- [Dataset entries]
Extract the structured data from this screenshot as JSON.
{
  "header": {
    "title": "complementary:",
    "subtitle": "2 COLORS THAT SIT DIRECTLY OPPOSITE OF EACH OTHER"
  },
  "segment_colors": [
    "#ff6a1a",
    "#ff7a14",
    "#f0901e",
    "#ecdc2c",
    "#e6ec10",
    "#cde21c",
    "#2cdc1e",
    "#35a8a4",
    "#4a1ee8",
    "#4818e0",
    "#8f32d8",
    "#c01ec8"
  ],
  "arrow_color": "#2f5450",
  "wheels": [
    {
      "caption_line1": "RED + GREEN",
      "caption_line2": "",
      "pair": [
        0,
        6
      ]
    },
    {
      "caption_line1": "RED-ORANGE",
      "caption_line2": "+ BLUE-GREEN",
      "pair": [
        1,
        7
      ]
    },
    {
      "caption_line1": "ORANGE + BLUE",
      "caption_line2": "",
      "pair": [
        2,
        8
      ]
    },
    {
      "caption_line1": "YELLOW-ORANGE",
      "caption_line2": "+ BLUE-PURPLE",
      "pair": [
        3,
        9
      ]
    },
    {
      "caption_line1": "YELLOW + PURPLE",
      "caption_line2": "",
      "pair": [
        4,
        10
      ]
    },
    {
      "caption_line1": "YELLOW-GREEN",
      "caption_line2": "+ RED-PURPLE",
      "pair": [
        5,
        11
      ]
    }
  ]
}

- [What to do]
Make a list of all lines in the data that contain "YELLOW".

- [Result of the task]
      "caption_line1": "YELLOW-ORANGE",
      "caption_line1": "YELLOW + PURPLE",
      "caption_line1": "YELLOW-GREEN",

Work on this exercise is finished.